(Input data Opens)

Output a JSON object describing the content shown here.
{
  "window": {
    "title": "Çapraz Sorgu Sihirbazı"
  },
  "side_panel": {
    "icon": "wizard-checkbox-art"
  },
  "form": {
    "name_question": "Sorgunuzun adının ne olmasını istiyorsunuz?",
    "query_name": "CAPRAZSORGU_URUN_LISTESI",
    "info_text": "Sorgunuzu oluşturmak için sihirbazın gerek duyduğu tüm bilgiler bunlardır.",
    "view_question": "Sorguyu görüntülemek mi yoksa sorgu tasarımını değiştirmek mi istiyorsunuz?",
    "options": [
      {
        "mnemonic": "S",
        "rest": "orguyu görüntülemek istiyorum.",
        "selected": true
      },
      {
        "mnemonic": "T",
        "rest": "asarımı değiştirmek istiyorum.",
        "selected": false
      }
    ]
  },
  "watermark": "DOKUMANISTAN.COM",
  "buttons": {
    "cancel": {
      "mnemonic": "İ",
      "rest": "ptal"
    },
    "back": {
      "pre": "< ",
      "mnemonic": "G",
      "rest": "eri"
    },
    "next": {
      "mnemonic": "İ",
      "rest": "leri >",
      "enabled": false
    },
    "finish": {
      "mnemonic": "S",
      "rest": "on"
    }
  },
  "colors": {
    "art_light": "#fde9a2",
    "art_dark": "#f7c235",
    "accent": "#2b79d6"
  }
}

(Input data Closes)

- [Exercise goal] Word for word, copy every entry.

- [Solution for this exercise]
Output a JSON object describing the content shown here.
{
  "window": {
    "title": "Çapraz Sorgu Sihirbazı"
  },
  "side_panel": {
    "icon": "wizard-checkbox-art"
  },
  "form": {
    "name_question": "Sorgunuzun adının ne olmasını istiyorsunuz?",
    "query_name": "CAPRAZSORGU_URUN_LISTESI",
    "info_text": "Sorgunuzu oluşturmak için sihirbazın gerek duyduğu tüm bilgiler bunlardır.",
    "view_question": "Sorguyu görüntülemek mi yoksa sorgu tasarımını değiştirmek mi istiyorsunuz?",
    "options": [
      {
        "mnemonic": "S",
        "rest": "orguyu görüntülemek istiyorum.",
        "selected": true
      },
      {
        "mnemonic": "T",
        "rest": "asarımı değiştirmek istiyorum.",
        "selected": false
      }
    ]
  },
  "watermark": "DOKUMANISTAN.COM",
  "buttons": {
    "cancel": {
      "mnemonic": "İ",
      "rest": "ptal"
    },
    "back": {
      "pre": "< ",
      "mnemonic": "G",
      "rest": "eri"
    },
    "next": {
      "mnemonic": "İ",
      "rest": "leri >",
      "enabled": false
    },
    "finish": {
      "mnemonic": "S",
      "rest": "on"
    }
  },
  "colors": {
    "art_light": "#fde9a2",
    "art_dark": "#f7c235",
    "accent": "#2b79d6"
  }
}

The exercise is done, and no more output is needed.